To its ain Tune.
ALtho’ I be but a country lass,
Yet a lofty mind I bear – O,
And think my sell as good as those
That rich apparel wear – O.
Altho’ my gown be hame spun gray,
My skin it is as saft – O,
As them that satin weeds do wear,
And carry their heads aloft – O.
What tho’ I keep my father’s sheep?
The thing that must be done – O,
With garlands of the finest flowers,
To shade me frae the sun – O.
When they are feeding pleasantly,
Where grass and flowers do spring – O,
Then on a flowrie bank at noon,
I set me down and sing – O.
My Paisly piggy, cork’d with sage,
Contains my drink but thin – O:
No wines do e’er my brain enrage,
Or tempt my mind to sin – O,
My country curds, and wooden spoon,
I think them unco fine – O,
And on a flowry bank, at noon,
I set me down and dine – O.
Altho’ my parents cannot raise
Great bags of shining gold – O.
Like them whase daughters, now a days,
Like swine are bought and sold – O;
Yet my fair body it shall keep
An honest heart within – O,
And for twice fifty thousand crowns,
I value not a prin – O.
I use nae gums upon my hair,
Nor chains about my neck – O,

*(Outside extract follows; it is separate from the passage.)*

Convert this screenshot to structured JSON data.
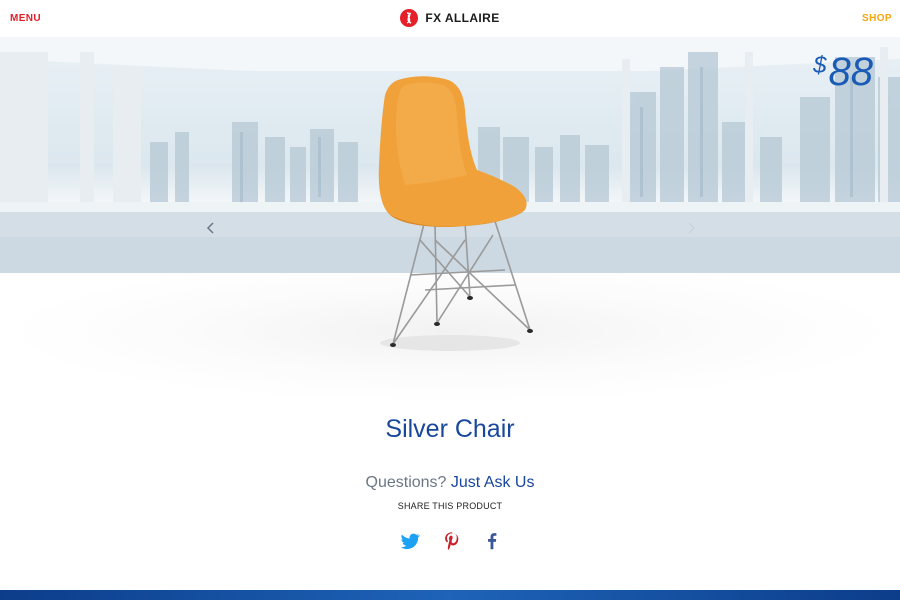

Nor shining rings upon my hands,
My fingers straight to deck – O;
But for that lad to me shall fa’,
And I have grace to wed – O,
I’ll keep a jewel worth them a’
I mean my maidenhead – O.
If canny fortune give to me,
The man I dearly love – O,
Tho’ we want gear, I dinna care,
My hands I can improve – O.
Expecting for a blessing still,
Descending from above – O,
Then we’ll embrace and sweetly kiss,
Repeating tales of love – O.
– Old Songs.